Your task => Where a line of the data below has the string "target", copy that line.

Website and app data records =>

┄┄┄┄┄┄

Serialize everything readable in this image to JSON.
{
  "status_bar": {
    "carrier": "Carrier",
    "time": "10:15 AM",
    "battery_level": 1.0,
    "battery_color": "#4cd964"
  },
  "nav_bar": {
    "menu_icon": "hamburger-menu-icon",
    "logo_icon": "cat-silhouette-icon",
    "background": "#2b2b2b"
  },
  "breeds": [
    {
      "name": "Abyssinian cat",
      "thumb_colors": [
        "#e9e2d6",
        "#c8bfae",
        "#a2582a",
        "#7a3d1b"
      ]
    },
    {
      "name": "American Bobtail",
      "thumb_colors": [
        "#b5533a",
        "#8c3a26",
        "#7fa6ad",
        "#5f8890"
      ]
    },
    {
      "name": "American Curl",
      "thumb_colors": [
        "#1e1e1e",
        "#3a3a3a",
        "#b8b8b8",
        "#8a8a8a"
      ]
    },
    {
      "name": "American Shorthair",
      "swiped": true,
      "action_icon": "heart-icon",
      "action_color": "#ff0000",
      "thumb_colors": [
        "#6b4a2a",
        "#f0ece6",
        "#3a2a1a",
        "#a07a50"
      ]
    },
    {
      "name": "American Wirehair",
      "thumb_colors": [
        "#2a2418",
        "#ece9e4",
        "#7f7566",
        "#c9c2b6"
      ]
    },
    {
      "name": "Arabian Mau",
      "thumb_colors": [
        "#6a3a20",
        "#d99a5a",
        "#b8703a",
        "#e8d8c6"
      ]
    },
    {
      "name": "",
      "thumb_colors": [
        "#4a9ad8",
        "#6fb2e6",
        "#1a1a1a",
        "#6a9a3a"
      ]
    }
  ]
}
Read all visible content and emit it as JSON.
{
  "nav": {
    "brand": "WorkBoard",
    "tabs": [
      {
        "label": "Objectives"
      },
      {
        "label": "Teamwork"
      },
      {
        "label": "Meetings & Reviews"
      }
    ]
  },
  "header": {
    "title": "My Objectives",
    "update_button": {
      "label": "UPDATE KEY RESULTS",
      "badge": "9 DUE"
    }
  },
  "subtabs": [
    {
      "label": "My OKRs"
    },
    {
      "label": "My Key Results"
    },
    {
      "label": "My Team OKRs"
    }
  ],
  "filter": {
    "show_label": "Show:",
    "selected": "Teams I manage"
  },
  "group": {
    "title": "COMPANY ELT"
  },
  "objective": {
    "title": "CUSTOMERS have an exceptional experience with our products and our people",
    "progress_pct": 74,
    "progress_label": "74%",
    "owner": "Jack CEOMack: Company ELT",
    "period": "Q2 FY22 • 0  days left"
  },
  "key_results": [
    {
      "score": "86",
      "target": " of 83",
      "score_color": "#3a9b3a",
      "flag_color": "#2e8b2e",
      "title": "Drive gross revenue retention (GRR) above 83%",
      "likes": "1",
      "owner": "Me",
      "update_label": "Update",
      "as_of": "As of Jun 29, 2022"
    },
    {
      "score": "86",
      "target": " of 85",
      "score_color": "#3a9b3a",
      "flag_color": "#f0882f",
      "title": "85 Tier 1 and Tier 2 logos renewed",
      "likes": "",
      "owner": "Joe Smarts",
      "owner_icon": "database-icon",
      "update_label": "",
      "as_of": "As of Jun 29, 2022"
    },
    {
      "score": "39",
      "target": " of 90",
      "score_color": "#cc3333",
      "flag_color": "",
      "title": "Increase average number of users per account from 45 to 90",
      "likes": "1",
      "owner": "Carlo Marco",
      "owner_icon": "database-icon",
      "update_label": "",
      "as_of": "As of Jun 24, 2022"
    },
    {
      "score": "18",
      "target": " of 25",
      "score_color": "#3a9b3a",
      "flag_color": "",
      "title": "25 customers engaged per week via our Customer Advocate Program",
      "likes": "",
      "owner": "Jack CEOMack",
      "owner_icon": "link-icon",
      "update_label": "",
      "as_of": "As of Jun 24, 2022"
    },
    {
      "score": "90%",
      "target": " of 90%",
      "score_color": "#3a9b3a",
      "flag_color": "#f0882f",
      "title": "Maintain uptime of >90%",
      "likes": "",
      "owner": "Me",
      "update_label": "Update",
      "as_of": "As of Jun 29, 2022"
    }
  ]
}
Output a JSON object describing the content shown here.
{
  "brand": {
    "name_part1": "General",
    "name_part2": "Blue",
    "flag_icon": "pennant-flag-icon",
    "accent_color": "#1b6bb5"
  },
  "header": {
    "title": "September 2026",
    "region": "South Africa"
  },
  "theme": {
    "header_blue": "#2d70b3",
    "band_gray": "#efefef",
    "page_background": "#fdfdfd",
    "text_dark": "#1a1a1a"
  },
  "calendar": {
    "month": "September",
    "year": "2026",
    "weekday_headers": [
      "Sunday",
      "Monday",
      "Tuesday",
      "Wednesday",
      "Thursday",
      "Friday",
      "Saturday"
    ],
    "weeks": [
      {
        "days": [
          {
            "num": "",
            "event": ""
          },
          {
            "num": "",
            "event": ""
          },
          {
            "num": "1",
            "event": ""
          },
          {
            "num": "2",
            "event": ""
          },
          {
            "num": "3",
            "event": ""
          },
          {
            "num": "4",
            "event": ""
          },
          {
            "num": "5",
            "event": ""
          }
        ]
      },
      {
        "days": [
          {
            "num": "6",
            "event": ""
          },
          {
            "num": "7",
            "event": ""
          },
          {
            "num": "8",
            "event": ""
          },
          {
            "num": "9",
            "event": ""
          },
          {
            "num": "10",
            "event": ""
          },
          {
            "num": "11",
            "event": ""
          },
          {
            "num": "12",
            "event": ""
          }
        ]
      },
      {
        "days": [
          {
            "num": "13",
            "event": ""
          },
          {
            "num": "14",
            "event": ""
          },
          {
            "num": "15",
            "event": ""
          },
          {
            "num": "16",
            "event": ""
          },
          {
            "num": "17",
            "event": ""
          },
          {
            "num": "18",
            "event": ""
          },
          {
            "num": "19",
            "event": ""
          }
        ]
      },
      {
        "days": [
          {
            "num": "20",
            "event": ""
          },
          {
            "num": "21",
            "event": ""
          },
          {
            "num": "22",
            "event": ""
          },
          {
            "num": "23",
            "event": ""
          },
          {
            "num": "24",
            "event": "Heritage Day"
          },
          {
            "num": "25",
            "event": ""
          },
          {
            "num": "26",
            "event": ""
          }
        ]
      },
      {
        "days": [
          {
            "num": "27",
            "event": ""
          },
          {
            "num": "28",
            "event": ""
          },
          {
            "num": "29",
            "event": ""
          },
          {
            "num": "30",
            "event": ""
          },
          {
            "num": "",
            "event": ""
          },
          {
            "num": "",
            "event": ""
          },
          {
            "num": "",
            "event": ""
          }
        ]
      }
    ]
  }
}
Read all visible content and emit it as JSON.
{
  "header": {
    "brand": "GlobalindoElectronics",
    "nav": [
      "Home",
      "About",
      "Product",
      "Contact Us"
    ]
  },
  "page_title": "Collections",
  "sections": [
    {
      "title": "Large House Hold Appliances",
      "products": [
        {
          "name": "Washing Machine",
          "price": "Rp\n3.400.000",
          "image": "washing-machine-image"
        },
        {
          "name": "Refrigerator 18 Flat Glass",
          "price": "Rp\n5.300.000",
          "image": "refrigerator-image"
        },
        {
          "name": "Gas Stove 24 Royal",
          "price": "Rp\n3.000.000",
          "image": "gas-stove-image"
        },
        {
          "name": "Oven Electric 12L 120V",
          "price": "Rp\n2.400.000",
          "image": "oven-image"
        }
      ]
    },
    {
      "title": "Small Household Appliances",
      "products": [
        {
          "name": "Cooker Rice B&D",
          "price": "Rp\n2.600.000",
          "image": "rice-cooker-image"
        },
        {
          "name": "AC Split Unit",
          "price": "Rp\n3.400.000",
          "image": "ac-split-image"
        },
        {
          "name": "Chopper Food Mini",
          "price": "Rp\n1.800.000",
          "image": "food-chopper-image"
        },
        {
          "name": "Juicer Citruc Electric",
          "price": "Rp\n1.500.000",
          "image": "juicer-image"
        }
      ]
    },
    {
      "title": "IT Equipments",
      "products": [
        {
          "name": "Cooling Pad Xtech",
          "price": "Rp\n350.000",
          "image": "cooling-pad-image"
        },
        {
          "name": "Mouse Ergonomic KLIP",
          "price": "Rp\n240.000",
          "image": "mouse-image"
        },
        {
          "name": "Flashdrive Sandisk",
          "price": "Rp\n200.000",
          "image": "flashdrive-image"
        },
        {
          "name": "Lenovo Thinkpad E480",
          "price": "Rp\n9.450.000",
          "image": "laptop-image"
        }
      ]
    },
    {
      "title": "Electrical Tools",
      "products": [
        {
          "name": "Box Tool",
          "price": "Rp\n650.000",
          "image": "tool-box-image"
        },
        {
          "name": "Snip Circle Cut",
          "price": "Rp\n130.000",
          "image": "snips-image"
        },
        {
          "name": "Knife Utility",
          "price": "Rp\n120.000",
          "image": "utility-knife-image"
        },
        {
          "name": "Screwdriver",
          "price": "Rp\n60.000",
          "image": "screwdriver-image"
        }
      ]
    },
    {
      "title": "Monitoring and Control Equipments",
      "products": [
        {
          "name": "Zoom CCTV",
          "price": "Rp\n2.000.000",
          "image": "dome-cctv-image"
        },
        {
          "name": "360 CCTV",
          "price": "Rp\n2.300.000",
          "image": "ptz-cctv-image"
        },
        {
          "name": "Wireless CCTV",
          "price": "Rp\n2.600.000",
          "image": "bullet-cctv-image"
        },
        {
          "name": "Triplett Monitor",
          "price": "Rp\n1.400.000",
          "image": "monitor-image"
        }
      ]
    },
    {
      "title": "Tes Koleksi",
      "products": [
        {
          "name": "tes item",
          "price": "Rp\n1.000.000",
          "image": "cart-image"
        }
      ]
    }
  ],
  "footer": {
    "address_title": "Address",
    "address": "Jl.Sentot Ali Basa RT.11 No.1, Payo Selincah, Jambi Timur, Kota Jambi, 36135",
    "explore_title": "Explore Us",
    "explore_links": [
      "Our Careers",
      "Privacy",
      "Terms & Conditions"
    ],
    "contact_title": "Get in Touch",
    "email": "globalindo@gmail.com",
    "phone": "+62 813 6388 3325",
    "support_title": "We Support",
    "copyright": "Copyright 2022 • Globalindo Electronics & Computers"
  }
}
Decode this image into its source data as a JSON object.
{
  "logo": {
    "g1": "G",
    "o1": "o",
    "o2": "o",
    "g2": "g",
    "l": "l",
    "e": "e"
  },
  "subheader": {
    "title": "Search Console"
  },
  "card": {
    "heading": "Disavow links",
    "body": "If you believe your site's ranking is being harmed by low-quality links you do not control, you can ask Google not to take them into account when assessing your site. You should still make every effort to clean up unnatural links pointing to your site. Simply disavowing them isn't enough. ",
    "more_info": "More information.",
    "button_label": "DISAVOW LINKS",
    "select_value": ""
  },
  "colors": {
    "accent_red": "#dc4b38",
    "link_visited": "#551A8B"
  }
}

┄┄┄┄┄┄

Answer below =>
      "target": " of 83",
      "target": " of 85",
      "target": " of 90",
      "target": " of 25",
      "target": " of 90%",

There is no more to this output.